→ Task directions: If a line includes "Maintainer", copy it out of the entries.

(App and web page records)
= Beginning of Section =

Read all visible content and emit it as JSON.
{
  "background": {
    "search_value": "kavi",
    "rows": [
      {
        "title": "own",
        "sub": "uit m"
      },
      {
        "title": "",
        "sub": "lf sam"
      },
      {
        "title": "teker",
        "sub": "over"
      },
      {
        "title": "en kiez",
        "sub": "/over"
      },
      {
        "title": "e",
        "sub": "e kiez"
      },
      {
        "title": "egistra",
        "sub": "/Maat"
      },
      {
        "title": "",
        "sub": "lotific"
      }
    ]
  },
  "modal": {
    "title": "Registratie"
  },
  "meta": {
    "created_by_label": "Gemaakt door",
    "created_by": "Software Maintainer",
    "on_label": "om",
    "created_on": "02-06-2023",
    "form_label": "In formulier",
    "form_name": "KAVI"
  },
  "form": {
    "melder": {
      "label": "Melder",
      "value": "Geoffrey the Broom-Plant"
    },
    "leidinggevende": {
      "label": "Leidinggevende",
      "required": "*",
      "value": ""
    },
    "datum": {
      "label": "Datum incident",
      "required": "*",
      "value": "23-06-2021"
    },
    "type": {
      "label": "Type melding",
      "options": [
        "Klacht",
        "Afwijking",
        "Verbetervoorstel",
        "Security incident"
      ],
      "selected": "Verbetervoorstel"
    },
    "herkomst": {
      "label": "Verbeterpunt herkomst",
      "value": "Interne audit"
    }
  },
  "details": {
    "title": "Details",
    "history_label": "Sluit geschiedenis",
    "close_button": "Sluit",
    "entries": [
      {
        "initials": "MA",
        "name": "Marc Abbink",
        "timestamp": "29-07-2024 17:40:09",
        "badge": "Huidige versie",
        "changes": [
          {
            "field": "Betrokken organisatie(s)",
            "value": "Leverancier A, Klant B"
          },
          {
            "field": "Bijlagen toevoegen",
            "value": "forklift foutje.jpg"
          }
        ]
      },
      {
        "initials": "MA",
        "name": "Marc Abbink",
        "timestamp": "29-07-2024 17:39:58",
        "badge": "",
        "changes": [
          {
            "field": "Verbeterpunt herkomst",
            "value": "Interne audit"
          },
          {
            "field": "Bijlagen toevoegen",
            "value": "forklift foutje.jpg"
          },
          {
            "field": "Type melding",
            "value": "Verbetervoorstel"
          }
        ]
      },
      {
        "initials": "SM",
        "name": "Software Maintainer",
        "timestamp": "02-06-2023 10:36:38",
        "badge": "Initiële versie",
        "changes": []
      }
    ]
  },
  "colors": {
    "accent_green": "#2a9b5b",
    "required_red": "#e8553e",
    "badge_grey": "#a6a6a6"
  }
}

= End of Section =

→ Solution:
    "created_by": "Software Maintainer",
        "name": "Software Maintainer",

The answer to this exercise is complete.